I wish I had time to blog these days. I really do.
I’m grabbing a few moments while The Dung Bug, now four years old, watches a movie on Apple TV and the other children are otherwise occupied.
Life sure is busy these days – I jam into the weekends what I’d usually spread out during the week. The week is taken up with working full-time and trying to make it up to my children that I’m no longer so available to them. Not that I feel guilty – far from it – I just see that they need mothering and try harder to be present for them.
Actually, I’ve found myself experiencing these extraordinary moments of joy with my children lately. I just appreciate them more, hear their words more clearly, see their little faces vividly and want to shower them with love. So I’m grateful to my ex husband for being so crap at providing for them that I must do his job for him, to my father for selling the house out from under us (because the day is bound to arrive that I can provide my family with a permanent home), to that other one for leaving me in peace to raise the Dung Bug as I see fit. My life with my children is my own, and I’m enjoying it more than ever.
In my ‘spare’ time I’m working through A Course In Miracles and Marianne Williamson’s A Course In Weight Loss. I’m not an overweight person, but I reached a point a few months back at which I realised I could no longer function under the weight of so much responsibility, so much anger at the injustices I perceived and all the ‘shoulds’ that circulate in my life. So the Course in Weight Loss has been about shedding emotional and mental weight.
I started to pray again.
I never thought I’d do that. I can meditate, have various rituals and practices – but prayer, to my mind, seemed like a step backwards into believing in outside forces of salvation. I never liked the idea of a God that is ‘out there’ watching and judging and keeping track of my wrong doings. But having said that, I can remember being a small child and feeling safe and happy in church – far safer than I ever felt at home with my volatile and uncontrolled mother, or with my charming but vanishing father and his controlling wife (if you’ll pardon the hypocrisy of my own judgments).

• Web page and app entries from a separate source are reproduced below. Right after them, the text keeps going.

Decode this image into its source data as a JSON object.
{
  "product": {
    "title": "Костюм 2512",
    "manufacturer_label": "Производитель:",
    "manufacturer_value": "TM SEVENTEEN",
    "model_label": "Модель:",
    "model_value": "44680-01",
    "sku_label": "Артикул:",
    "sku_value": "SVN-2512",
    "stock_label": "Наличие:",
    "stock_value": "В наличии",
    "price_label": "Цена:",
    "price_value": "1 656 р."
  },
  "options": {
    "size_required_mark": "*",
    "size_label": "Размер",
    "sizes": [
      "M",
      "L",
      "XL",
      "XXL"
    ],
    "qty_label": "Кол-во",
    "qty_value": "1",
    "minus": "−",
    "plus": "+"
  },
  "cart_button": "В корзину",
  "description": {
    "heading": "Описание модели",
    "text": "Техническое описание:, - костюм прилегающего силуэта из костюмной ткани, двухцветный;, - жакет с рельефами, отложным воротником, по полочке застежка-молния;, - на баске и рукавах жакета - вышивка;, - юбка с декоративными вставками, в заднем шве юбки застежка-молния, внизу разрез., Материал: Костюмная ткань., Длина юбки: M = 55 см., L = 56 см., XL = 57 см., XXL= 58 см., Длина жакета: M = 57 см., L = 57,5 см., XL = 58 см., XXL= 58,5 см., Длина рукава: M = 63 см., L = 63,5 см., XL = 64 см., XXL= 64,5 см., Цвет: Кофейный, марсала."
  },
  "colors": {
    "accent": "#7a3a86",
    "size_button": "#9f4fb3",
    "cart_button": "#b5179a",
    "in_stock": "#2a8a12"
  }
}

Carl Jung said that in troubled times one must return to the religion of one’s childhood. I draw the line at attending church (I am just not a joiner) but I’m finding great comfort in prayer and rekindling a relationship with my original understanding of the Divine.
Forgiveness has enlightened me – an I mean literally en-lightened. I feel lighter. I have shed a burden of anger that has been a stone in my heart for too long. In doing so, I’ve shed a stone off my body and feel renewed.
My ‘mojo’ or appetite for sex/relationships etc hasn’t yet returned but I feel like I’m finally healing. I’ve come to terms with so much that I’ve struggled against about this life that I’ve made for myself. I’ve come to realise that my fears have created the troubles I have and that I can recreate my life out of Love. I’ve started working on my relationship to life itself – making friends with it first, courting it – I’m looking for characteristics that I enjoy and for something I can truly commit to.
Another outcome of this new outlook is that I no longer tolerate the presence of negativity. I’m not rejecting it, I just feel myself moving away from it. I can’t be around the ‘friend’ who carelessly tells me he ‘couldn’t ever be with a woman who has five children’ or anyone unable to look past their own ideas of me. Likewise people who express anger, who swear, who gossip or complain – I compassionately (toward myself!) move away from this energy.
I promise not to become a zealot – but I feel like I’m in love again.